=== Section Start ===

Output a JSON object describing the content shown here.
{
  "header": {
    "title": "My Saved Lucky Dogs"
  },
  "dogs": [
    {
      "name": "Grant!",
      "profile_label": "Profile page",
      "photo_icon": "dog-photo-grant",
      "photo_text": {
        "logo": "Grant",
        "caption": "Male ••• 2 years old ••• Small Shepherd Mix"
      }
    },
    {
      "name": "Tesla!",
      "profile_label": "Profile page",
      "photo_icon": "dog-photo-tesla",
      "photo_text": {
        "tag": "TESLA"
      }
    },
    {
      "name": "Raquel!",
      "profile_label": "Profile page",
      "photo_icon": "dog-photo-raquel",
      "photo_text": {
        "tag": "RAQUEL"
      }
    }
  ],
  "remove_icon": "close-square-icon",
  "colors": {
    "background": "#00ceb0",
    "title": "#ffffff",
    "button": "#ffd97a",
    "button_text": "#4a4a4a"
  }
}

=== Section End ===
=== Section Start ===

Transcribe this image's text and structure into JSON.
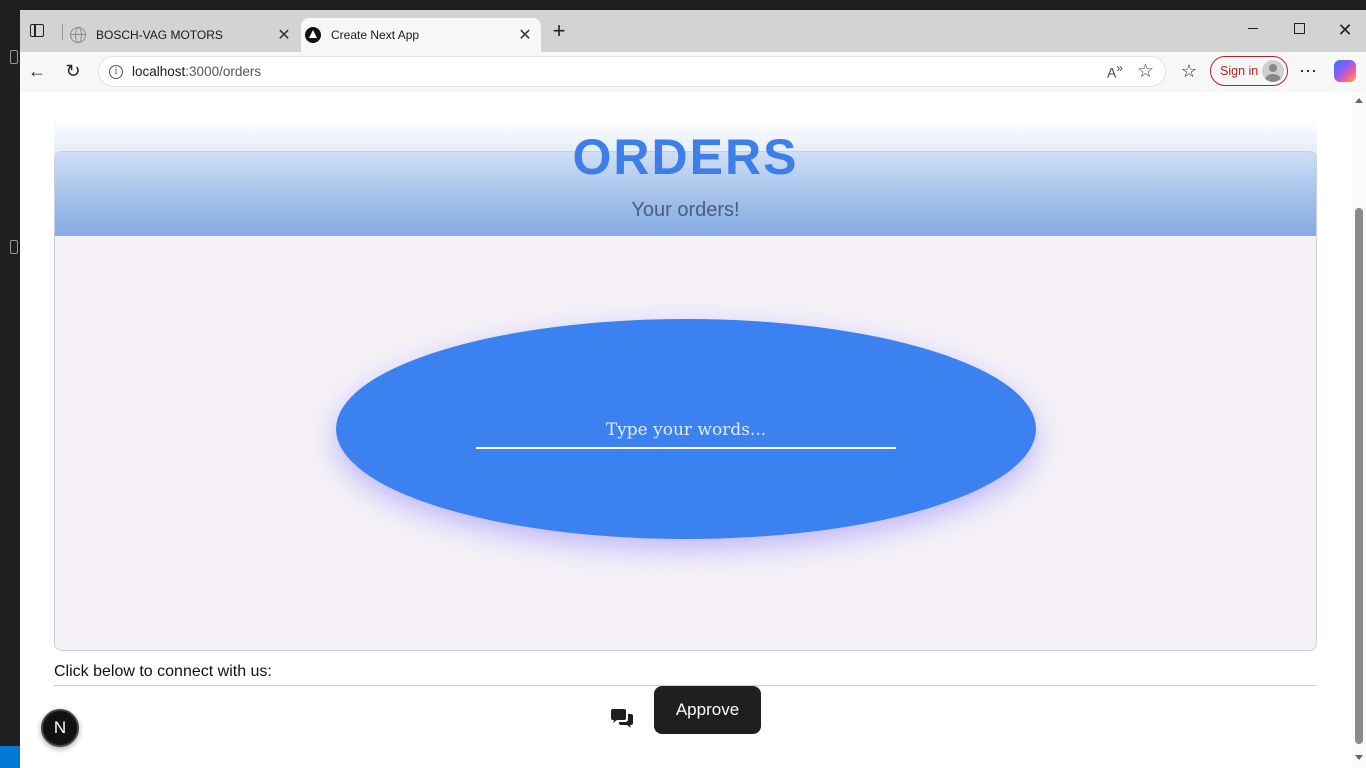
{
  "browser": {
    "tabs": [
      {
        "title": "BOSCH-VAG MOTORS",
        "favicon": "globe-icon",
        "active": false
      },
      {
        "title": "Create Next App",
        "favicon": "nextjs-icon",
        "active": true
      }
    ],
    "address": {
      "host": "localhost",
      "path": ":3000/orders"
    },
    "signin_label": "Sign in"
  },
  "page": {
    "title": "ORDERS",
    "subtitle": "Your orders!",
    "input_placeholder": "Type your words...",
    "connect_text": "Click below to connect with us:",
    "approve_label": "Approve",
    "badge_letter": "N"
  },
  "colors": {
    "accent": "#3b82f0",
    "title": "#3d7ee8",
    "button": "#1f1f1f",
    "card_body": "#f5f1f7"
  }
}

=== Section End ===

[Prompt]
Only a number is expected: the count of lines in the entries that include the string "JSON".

[Result]
2